==== Source data

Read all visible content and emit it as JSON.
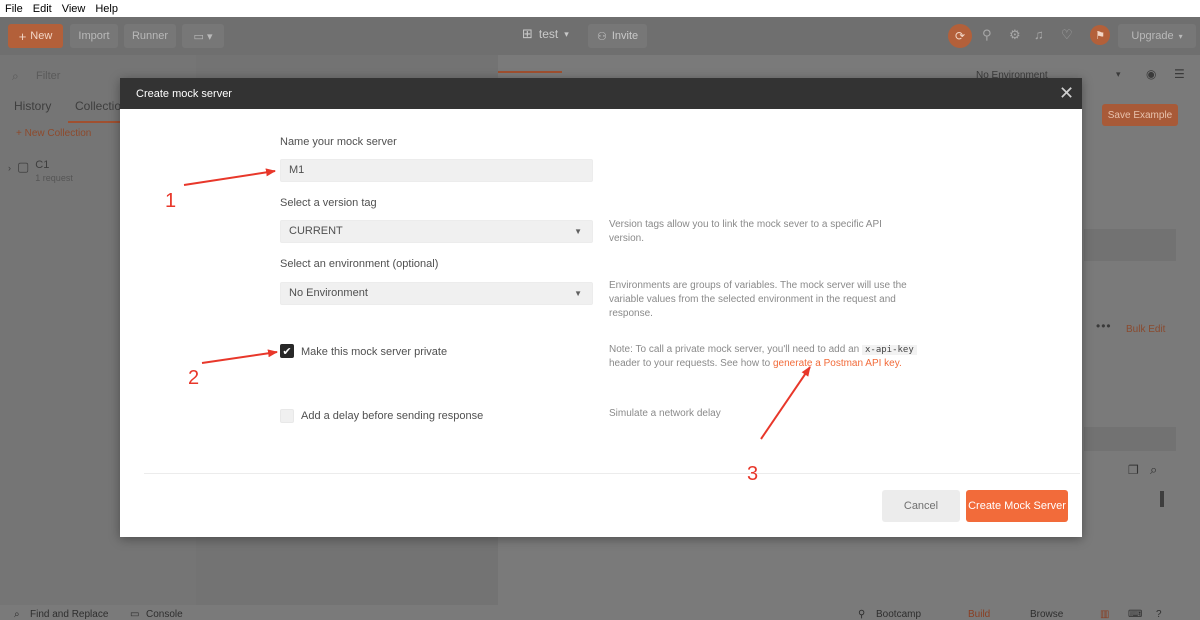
{
  "menu": [
    "File",
    "Edit",
    "View",
    "Help"
  ],
  "header": {
    "new_label": "New",
    "import_label": "Import",
    "runner_label": "Runner",
    "workspace": "test",
    "invite_label": "Invite",
    "upgrade_label": "Upgrade"
  },
  "sidebar": {
    "filter_placeholder": "Filter",
    "tab_history": "History",
    "tab_collections": "Collectio",
    "new_collection": "+ New Collection",
    "collection_name": "C1",
    "collection_sub": "1 request"
  },
  "right": {
    "environment": "No Environment",
    "save_example": "Save Example",
    "bulk_edit": "Bulk Edit"
  },
  "statusbar": {
    "find_replace": "Find and Replace",
    "console": "Console",
    "bootcamp": "Bootcamp",
    "build": "Build",
    "browse": "Browse"
  },
  "modal": {
    "title": "Create mock server",
    "name_label": "Name your mock server",
    "name_value": "M1",
    "version_label": "Select a version tag",
    "version_value": "CURRENT",
    "version_help": "Version tags allow you to link the mock sever to a specific API version.",
    "env_label": "Select an environment (optional)",
    "env_value": "No Environment",
    "env_help": "Environments are groups of variables. The mock server will use the variable values from the selected environment in the request and response.",
    "private_label": "Make this mock server private",
    "private_checked": true,
    "private_help_pre": "Note: To call a private mock server, you'll need to add an",
    "private_help_code": "x-api-key",
    "private_help_mid": "header to your requests. See how to",
    "private_help_link": "generate a Postman API key.",
    "delay_label": "Add a delay before sending response",
    "delay_checked": false,
    "delay_help": "Simulate a network delay",
    "cancel_label": "Cancel",
    "create_label": "Create Mock Server"
  },
  "annotations": [
    "1",
    "2",
    "3"
  ],
  "colors": {
    "accent": "#f26b3a",
    "annotation": "#e8372a",
    "modal_header": "#333333"
  }
}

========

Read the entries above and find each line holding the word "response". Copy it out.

    "env_help": "Environments are groups of variables. The mock server will use the variable values from the selected environment in the request and response.",
    "delay_label": "Add a delay before sending response",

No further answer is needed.